In the past 14 months, per-barrel oil prices have tripled, as members of the Organization of the Petroleum Exporting Countries (OPEC) have collectively limited their output. Prices per barrel shot above $32 early in March, and have remained above the $30 mark. Some industry analysts say the prices could climb as high as $40 per barrel.
As a result, the cost of diesel fuel (particularly in the Northeast) has jumped to more than two dollars per gallon in many areas. And despite pressure from U.S. lawmakers, OPEC remains tight-lipped about when they will ease supply limits.
"We recognize the need for an increase in production," said Ali al-Naimi, Saudi oil minister. "We have yet to decide by when and how much."
Once the OPEC nations increase their oil production, however, it may take as long as six weeks for the product to reach American consumers. Thus, the cost of fuel will remain at high levels for some time. Many lawmakers are looking at proactive measures to not only solve the current problem, but prevent such a disaster from occurring again in the future. In addition to Rep. Sanders' proposed "Home Heating Oil Price Stability Act," several other government officials have thrown their ideas into the arena.
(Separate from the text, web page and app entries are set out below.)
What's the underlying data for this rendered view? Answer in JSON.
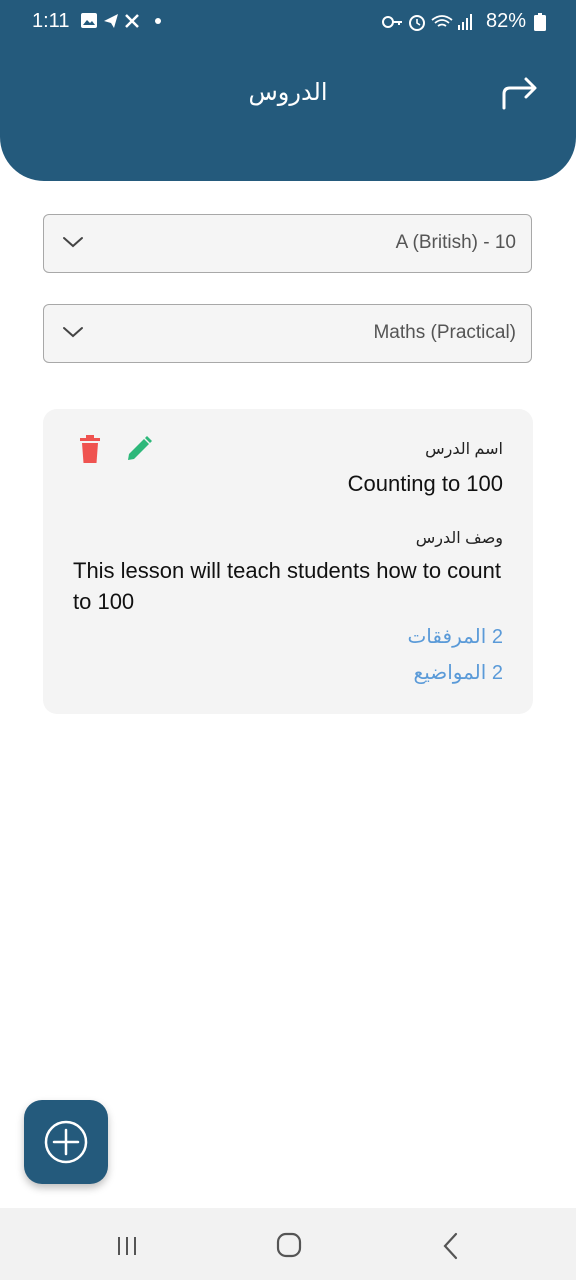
{
  "status_bar": {
    "time": "1:11",
    "battery": "82%"
  },
  "header": {
    "title": "الدروس",
    "forward_icon": "share-forward-icon"
  },
  "filters": {
    "class_select": "A (British) - 10",
    "subject_select": "Maths (Practical)"
  },
  "lesson_card": {
    "name_label": "اسم الدرس",
    "name_value": "Counting to 100",
    "description_label": "وصف الدرس",
    "description_value": "This lesson will teach students how to count to 100",
    "attachments_link": "2 المرفقات",
    "topics_link": "2 المواضيع"
  },
  "colors": {
    "primary": "#245a7c",
    "delete": "#ef5350",
    "edit": "#2db87a",
    "link": "#5a9ad8"
  },
  "fab": {
    "icon": "plus-circle-icon"
  }
}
Sen. Ben Nighthorse Campbell (who was once a trucker himself) has introduced a bill to temporarily suspend federal excise taxes. He has asked that OOIDA members call their senators and encourage them to cosponsor and support the bill. Similarly, Pennsylvania Rep. George says he is trying to build interest in lowering state fuel taxes on an interim basis for truckers. Rep. Klink has said he would support the creation of a strategic petroleum reserve for the northeastern states. Rhode Island Gov. Lincoln Almond has established some aid for truckers in the form of low-interest, small business loans. And Arkansas Rep. Asa Hutchinson has called on Bud Shuster, House Transportation and Infrastructure Committee chairman, to hold hearings as soon as possible to discuss remedies to soaring diesel prices.
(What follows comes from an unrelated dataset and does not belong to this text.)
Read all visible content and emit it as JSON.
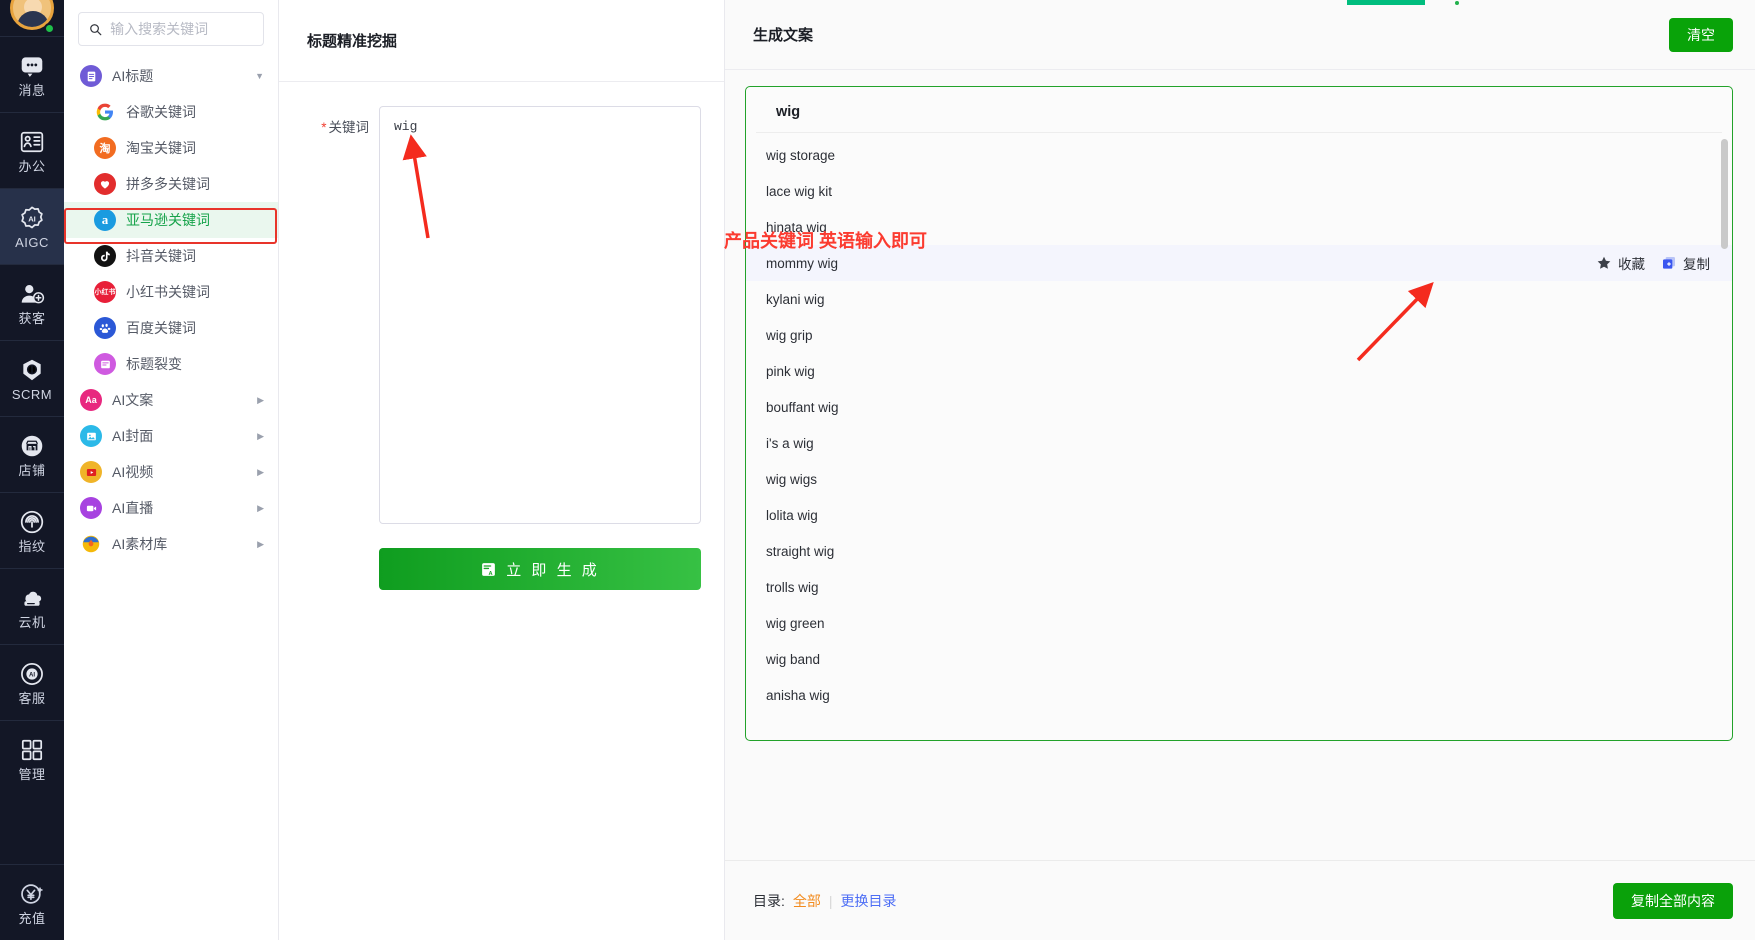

President Clinton is also receiving pressure from lawmakers to tap into the nation's 565 million-plus barrels of stockpiled oil until OPEC nations increase their production. Untouched since the start of the Gulf War in 1991, the Strategic Petroleum Reserve could provide necessary relief. Although President Clinton has said the use of such reserves is an option, it remains an unlikely possibility that the oil will be utilized. Bill Richardson, U.S Energy secretary, echoed the president's sentiments.
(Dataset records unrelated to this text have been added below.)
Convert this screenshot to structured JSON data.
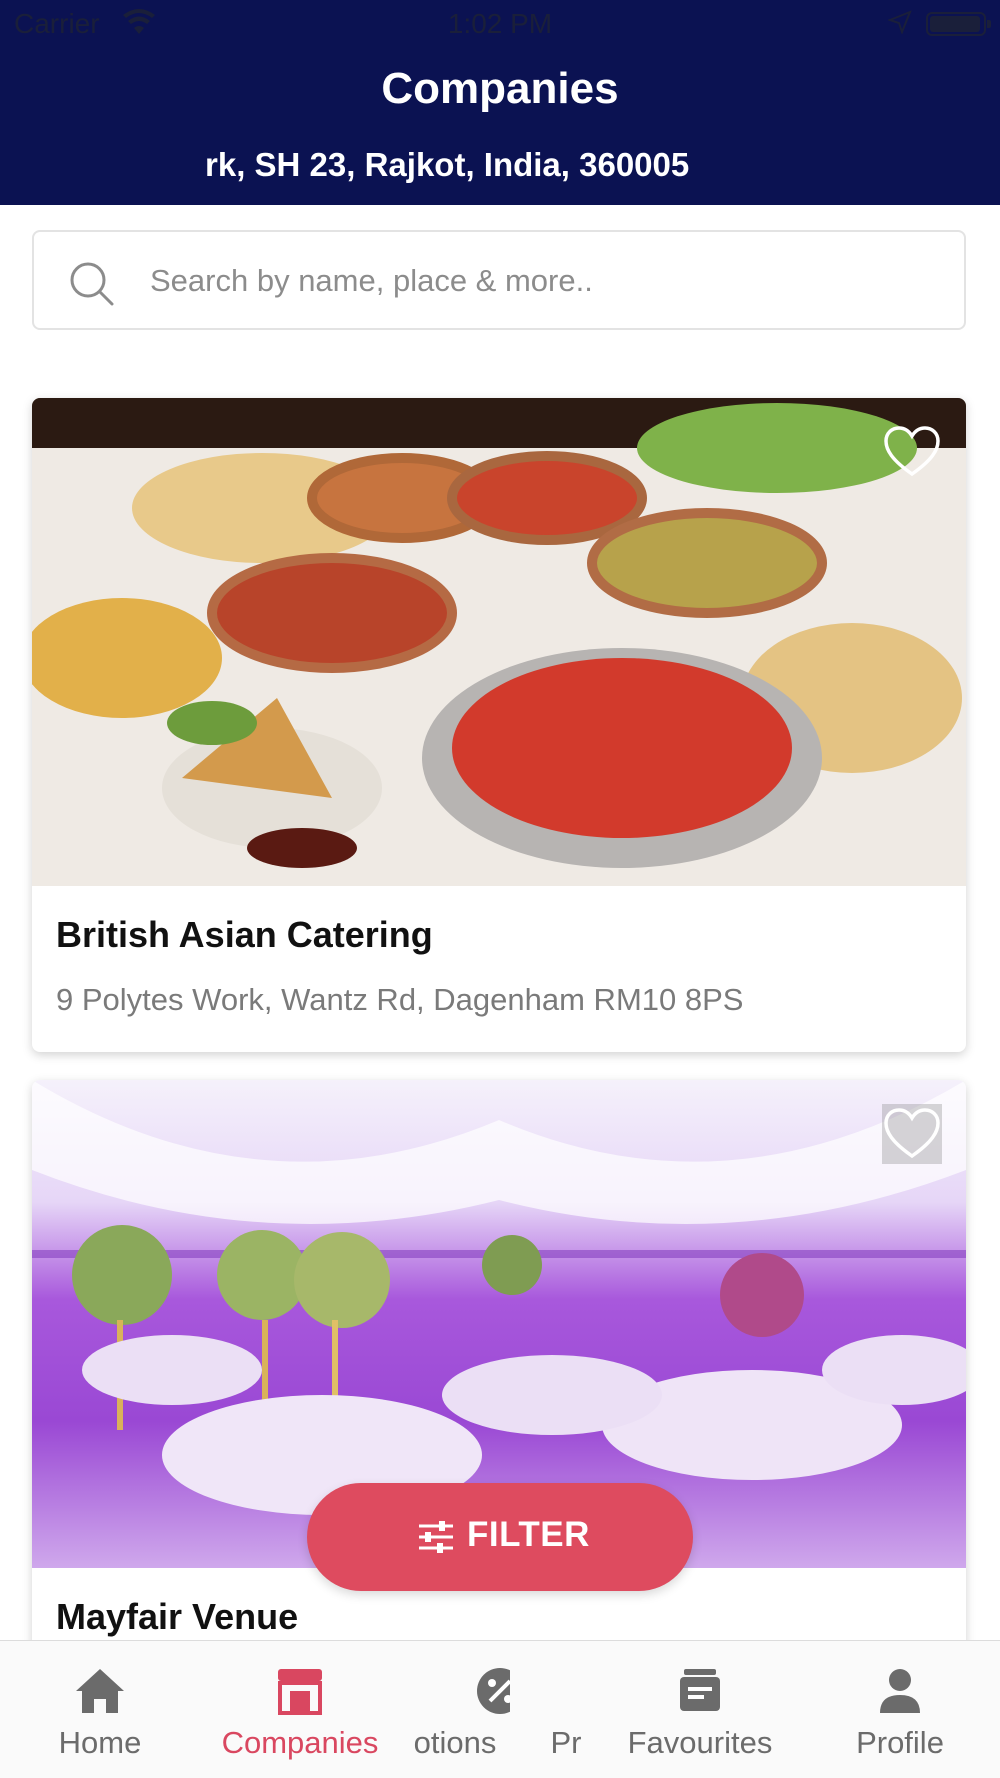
{
  "status_bar": {
    "carrier": "Carrier",
    "time": "1:02 PM"
  },
  "header": {
    "title": "Companies",
    "location": "rk, SH 23, Rajkot, India, 360005"
  },
  "search": {
    "placeholder": "Search by name, place & more.."
  },
  "companies": [
    {
      "name": "British Asian Catering",
      "address": "9 Polytes Work, Wantz Rd, Dagenham RM10 8PS",
      "favourite": false
    },
    {
      "name": "Mayfair Venue",
      "favourite": false
    }
  ],
  "filter_button": {
    "label": "FILTER"
  },
  "tabs": [
    {
      "label": "Home",
      "icon": "home-icon"
    },
    {
      "label": "Companies",
      "icon": "store-icon",
      "active": true
    },
    {
      "label": "otions",
      "icon": "discount-badge-icon"
    },
    {
      "label": "Pr",
      "icon": ""
    },
    {
      "label": "Favourites",
      "icon": "favourites-icon"
    },
    {
      "label": "Profile",
      "icon": "profile-icon"
    }
  ],
  "colors": {
    "header": "#0b1252",
    "accent": "#de4b5f",
    "tab_active": "#d94760",
    "tab_inactive": "#6b6b6b"
  }
}
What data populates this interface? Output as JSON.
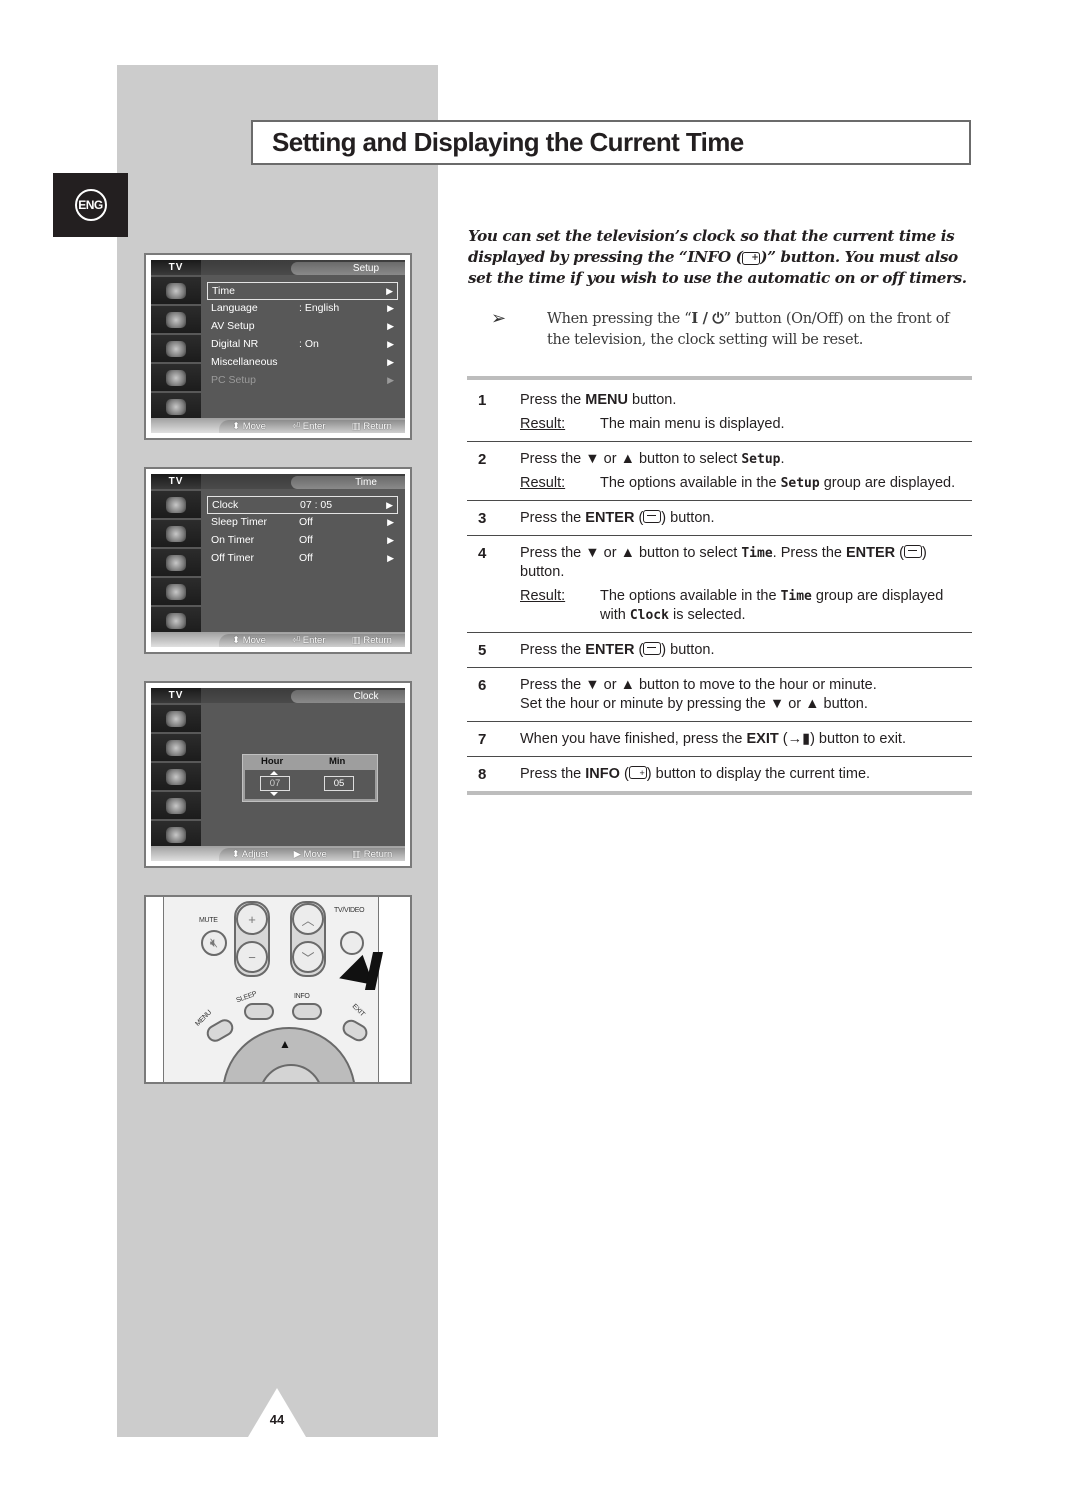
{
  "page": {
    "title": "Setting and Displaying the Current Time",
    "language_tab": "ENG",
    "page_number": "44"
  },
  "osd_screens": [
    {
      "tv_label": "TV",
      "title": "Setup",
      "rows": [
        {
          "label": "Time",
          "value": "",
          "selected": true,
          "dim": false
        },
        {
          "label": "Language",
          "value": ":  English",
          "selected": false,
          "dim": false
        },
        {
          "label": "AV Setup",
          "value": "",
          "selected": false,
          "dim": false
        },
        {
          "label": "Digital NR",
          "value": ":  On",
          "selected": false,
          "dim": false
        },
        {
          "label": "Miscellaneous",
          "value": "",
          "selected": false,
          "dim": false
        },
        {
          "label": "PC Setup",
          "value": "",
          "selected": false,
          "dim": true
        }
      ],
      "footer": [
        "Move",
        "Enter",
        "Return"
      ]
    },
    {
      "tv_label": "TV",
      "title": "Time",
      "rows": [
        {
          "label": "Clock",
          "value": "07 : 05",
          "selected": true,
          "dim": false
        },
        {
          "label": "Sleep Timer",
          "value": "Off",
          "selected": false,
          "dim": false
        },
        {
          "label": "On Timer",
          "value": "Off",
          "selected": false,
          "dim": false
        },
        {
          "label": "Off Timer",
          "value": "Off",
          "selected": false,
          "dim": false
        }
      ],
      "footer": [
        "Move",
        "Enter",
        "Return"
      ]
    },
    {
      "tv_label": "TV",
      "title": "Clock",
      "clock": {
        "hour_label": "Hour",
        "min_label": "Min",
        "hour": "07",
        "min": "05"
      },
      "footer": [
        "Adjust",
        "Move",
        "Return"
      ]
    }
  ],
  "remote": {
    "labels": {
      "mute": "MUTE",
      "tv_video": "TV/VIDEO",
      "sleep": "SLEEP",
      "info": "INFO",
      "menu": "MENU",
      "exit": "EXIT"
    }
  },
  "intro": {
    "line_before_icon": "You can set the television’s clock so that the current time is displayed by pressing the “INFO (",
    "line_after_icon": ")” button. You must also set the time if you wish to use the automatic on or off timers."
  },
  "note": {
    "before": "When pressing the “",
    "power_label": "I / ⏻",
    "after": "” button (On/Off) on the front of the television, the clock setting will be reset."
  },
  "steps": [
    {
      "num": "1",
      "parts": [
        "Press the ",
        "MENU",
        " button."
      ],
      "result": "The main menu is displayed."
    },
    {
      "num": "2",
      "parts": [
        "Press the ▼ or ▲ button to select ",
        "Setup",
        "."
      ],
      "result_parts": [
        "The options available in the ",
        "Setup",
        " group are displayed."
      ]
    },
    {
      "num": "3",
      "parts": [
        "Press the ",
        "ENTER",
        " (",
        ") button."
      ]
    },
    {
      "num": "4",
      "parts": [
        "Press the ▼ or ▲ button to select ",
        "Time",
        ". Press the ",
        "ENTER",
        " (",
        ") button."
      ],
      "result_parts": [
        "The options available in the ",
        "Time",
        " group are displayed with ",
        "Clock",
        " is selected."
      ]
    },
    {
      "num": "5",
      "parts": [
        "Press the ",
        "ENTER",
        " (",
        ") button."
      ]
    },
    {
      "num": "6",
      "line1": "Press the ▼ or ▲ button to move to the hour or minute.",
      "line2": "Set the hour or minute by pressing the ▼ or ▲ button."
    },
    {
      "num": "7",
      "parts": [
        "When you have finished, press the ",
        "EXIT",
        " (",
        ") button to exit."
      ]
    },
    {
      "num": "8",
      "parts": [
        "Press the ",
        "INFO",
        " (",
        ") button to display the current time."
      ]
    }
  ],
  "result_label": "Result:",
  "colors": {
    "gray_column": "#cccccc",
    "osd_bg": "#585858",
    "text": "#231f20"
  }
}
"We are not actively considering using (the reserves) in the current context, though the president hasn't ruled out anything to help the American people," he pointed out. "The ... issue is still very much on the table.
At the grassroots level, OOIDA members have staged rallies in Rhode Island, Massachusetts, and Vermont. Their efforts have resulted in several meetings with key lawmakers and other government officials.
On Feb. 22, several hundred drivers (initiated by a group of New Jersey dump truck owners) formed a convoy and drove to Washington DC, to attract attention to the burden of outrageous fuel prices. Their message was that the financial burden has put a tremendous strain on small fleet owners and individuals who owned their own trucks. Several OOIDA members, including Tom Dice of Crownsville, MD, were in attendance. Dice says he was pleased with the demonstration.
"I'd heard about (the rally) the night before on the 6 o'clock news," he says. "In Maryland, the police met the convoy and led them to DC, right up to the Capitol Building. I wasn't sure what to expect. I thought there would be a yelling/screaming match, but everything went smoothly."
Truckers should be contacting their state and federal elected officials right now to push for whatever relief may be available, OOIDA's Todd Spencer advises.
"But the core issue is really bigger and more basic," he says. "If fuel were free, we'd still be stuck in the same situation. The industry has lost the ability to set and collect reasonable rates for transportation services provided. That's where the focus needs to be - with carriers, truckers and lawmakers. That's the only real solution."